The last half century has not been kind to the mainline denominations. Membership in their respective churches has declined significantly in terms of percentage of population. There are many reasons for why this has happened and though many programs have been tried, none have reversed the situation. Now the mainline churches are looking to their evangelical and free-church cousins and thinking about finding new ways to communicating their message to the community.
Dan Gilgoff reports on the situation in U.S. News and World report:
The key seems to be in finding ways to connect effectively with people under the age of 35 who describe themselves as “spiritual” but who have not, as of yet, connected with organized faith. Denominations are looking at the ways that the mega-churches have managed to connect to see if there’s some lessons to be learned there.
One of the first steps seems to be a wholesale reworking of denominational communications strategy. The Methodist Church has committed more than 20 million dollars to a new advertising campaign in an attempt to communicate the denominations message to people who might not be willing to enter a congregation’s doors. The Episcopal Church has followed suit, but not really committed any money to the effort, hoping instead to connect using “free” online tools and social networking strategies (as in the IamEpiscopalian micro-site).
Gilgoff writes of these branding and communications campaigns:
With their new branding campaigns, mainline churches are betting that many young Americans are looking for worship alternatives to politically conservative evangelical congregations. A recent study conducted for the United Methodist Church by the Barna Group, a consulting firm specializing in faith-based polling, found that a third of Americans under 35 consider themselves spiritual but are not deeply connected to a church. “These young people have rejected too close a tie between religion and politics,” says David Kinnaman, president of the Barna Group. “So the mainline sensibility provides a unique opportunity to speak to them.”
Barna’s polling also found that young Americans share an increasingly global outlook and a concern for social justice issues like poverty. Ninety-six percent say they want to make a difference in the world. So the United Methodist Church’s new ads and website feature Methodist-led service projects around the globe. The Lutheran Church’s new branding campaign, called “God’s Work, Our Hands,” spotlights a church soup kitchen in North Dakota and a mission in Senegal that teaches women business skills.
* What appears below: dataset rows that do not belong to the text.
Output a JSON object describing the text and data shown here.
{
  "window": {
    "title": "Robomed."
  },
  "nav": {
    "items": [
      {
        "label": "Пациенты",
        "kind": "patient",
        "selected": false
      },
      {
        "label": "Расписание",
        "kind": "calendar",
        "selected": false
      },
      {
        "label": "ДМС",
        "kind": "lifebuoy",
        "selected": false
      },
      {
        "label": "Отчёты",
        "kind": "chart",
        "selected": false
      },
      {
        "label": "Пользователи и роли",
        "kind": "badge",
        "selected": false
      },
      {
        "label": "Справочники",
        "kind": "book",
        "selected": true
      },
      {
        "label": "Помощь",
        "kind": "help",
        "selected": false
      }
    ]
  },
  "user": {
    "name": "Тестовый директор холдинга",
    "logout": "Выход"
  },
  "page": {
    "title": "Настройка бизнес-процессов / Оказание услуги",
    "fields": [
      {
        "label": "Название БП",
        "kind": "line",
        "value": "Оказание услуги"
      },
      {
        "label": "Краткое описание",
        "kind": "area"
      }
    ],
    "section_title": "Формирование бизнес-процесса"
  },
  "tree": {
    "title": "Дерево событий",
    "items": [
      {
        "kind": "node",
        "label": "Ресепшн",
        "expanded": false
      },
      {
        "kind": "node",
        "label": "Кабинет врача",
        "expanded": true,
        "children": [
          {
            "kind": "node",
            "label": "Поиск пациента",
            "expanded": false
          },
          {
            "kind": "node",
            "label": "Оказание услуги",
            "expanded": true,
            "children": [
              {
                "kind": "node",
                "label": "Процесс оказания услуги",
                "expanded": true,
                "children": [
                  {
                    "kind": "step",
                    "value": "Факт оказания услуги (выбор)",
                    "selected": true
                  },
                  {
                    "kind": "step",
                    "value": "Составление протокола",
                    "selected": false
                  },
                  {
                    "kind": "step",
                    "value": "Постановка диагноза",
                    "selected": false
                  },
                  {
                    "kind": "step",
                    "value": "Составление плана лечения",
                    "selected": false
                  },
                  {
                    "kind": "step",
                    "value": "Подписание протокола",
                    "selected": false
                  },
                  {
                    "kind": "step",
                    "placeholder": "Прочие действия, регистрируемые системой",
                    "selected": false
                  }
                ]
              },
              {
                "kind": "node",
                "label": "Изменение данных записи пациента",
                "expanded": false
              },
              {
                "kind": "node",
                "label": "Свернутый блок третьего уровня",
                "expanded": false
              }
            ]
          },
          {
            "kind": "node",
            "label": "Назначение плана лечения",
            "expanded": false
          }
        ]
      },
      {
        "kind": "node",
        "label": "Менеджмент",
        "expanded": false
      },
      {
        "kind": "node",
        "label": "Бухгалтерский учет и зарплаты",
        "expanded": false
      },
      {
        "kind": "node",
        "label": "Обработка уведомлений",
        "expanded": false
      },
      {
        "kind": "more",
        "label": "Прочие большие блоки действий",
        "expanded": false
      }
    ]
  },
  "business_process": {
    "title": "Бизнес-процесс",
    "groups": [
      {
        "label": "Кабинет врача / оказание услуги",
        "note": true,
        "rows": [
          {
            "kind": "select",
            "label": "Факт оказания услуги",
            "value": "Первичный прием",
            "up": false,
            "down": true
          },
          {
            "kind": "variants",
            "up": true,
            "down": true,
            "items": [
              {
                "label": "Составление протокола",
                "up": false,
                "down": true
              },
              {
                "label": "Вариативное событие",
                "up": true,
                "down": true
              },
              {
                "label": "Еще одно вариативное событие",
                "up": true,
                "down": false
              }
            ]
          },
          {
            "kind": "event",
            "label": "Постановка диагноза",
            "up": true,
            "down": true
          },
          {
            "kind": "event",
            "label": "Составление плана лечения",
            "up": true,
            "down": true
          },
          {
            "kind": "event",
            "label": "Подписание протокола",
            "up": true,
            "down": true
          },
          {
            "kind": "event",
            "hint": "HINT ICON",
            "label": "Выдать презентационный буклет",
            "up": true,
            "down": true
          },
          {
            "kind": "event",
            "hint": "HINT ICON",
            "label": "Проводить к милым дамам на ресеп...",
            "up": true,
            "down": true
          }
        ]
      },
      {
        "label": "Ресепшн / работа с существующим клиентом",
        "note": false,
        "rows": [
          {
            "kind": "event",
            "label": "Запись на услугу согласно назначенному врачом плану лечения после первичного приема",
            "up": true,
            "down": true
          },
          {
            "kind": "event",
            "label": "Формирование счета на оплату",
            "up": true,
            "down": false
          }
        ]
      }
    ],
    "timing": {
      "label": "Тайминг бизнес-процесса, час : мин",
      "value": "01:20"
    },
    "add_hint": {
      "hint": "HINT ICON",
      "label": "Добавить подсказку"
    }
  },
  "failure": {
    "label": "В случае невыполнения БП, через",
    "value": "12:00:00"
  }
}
For all their marketing research and high production value, though, mainliners’ branding campaigns face big challenges. Many young people are more likely to volunteer through college organizations or groups like Habitat for Humanity than by joining a new church. Indeed, some religion scholars say the campaigns’ social justice messages aren’t distinct enough to break through. “Study after study has shown that religions that grow are the ones that are hard-core in some way. They have something that differs sharply from the culture in which they operate,” says Boston University’s Prothero. “That’s the problem with mainline Protestantism: It’s not different enough from mainstream America.”
Interesting point there in that final paragraph. Is there some way that the Episcopal Church can differentiate itself sufficiently from the mainstream of America as to be seen as “hard-core”? Is that something we as Anglican Christians really can do?